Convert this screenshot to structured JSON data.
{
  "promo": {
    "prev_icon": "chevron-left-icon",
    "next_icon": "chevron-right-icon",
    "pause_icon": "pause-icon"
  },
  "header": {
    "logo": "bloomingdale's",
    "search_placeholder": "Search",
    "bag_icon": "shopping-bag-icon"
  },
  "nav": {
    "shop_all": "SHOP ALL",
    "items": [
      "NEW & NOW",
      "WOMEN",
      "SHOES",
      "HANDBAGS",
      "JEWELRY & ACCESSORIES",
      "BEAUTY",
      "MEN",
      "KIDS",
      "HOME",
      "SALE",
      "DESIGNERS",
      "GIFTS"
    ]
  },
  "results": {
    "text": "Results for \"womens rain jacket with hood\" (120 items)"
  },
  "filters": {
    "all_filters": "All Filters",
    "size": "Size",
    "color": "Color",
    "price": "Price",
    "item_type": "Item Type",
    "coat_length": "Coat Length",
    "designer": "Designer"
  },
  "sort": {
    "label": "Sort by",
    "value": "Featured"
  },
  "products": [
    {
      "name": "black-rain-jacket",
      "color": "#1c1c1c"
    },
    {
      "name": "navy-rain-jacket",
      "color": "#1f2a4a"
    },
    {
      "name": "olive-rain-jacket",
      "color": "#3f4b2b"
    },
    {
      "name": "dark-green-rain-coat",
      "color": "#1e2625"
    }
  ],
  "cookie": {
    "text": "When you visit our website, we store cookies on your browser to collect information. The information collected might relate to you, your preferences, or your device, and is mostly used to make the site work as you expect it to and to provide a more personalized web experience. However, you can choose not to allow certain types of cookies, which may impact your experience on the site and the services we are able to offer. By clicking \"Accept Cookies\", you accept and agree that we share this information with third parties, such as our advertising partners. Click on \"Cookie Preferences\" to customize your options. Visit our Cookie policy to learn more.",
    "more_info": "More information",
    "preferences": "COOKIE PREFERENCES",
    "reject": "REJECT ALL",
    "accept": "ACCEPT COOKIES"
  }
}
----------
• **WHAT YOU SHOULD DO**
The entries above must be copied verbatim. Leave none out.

• **OUTPUT FOR THIS EXERCISE**
Convert this screenshot to structured JSON data.
{
  "promo": {
    "prev_icon": "chevron-left-icon",
    "next_icon": "chevron-right-icon",
    "pause_icon": "pause-icon"
  },
  "header": {
    "logo": "bloomingdale's",
    "search_placeholder": "Search",
    "bag_icon": "shopping-bag-icon"
  },
  "nav": {
    "shop_all": "SHOP ALL",
    "items": [
      "NEW & NOW",
      "WOMEN",
      "SHOES",
      "HANDBAGS",
      "JEWELRY & ACCESSORIES",
      "BEAUTY",
      "MEN",
      "KIDS",
      "HOME",
      "SALE",
      "DESIGNERS",
      "GIFTS"
    ]
  },
  "results": {
    "text": "Results for \"womens rain jacket with hood\" (120 items)"
  },
  "filters": {
    "all_filters": "All Filters",
    "size": "Size",
    "color": "Color",
    "price": "Price",
    "item_type": "Item Type",
    "coat_length": "Coat Length",
    "designer": "Designer"
  },
  "sort": {
    "label": "Sort by",
    "value": "Featured"
  },
  "products": [
    {
      "name": "black-rain-jacket",
      "color": "#1c1c1c"
    },
    {
      "name": "navy-rain-jacket",
      "color": "#1f2a4a"
    },
    {
      "name": "olive-rain-jacket",
      "color": "#3f4b2b"
    },
    {
      "name": "dark-green-rain-coat",
      "color": "#1e2625"
    }
  ],
  "cookie": {
    "text": "When you visit our website, we store cookies on your browser to collect information. The information collected might relate to you, your preferences, or your device, and is mostly used to make the site work as you expect it to and to provide a more personalized web experience. However, you can choose not to allow certain types of cookies, which may impact your experience on the site and the services we are able to offer. By clicking \"Accept Cookies\", you accept and agree that we share this information with third parties, such as our advertising partners. Click on \"Cookie Preferences\" to customize your options. Visit our Cookie policy to learn more.",
    "more_info": "More information",
    "preferences": "COOKIE PREFERENCES",
    "reject": "REJECT ALL",
    "accept": "ACCEPT COOKIES"
  }
}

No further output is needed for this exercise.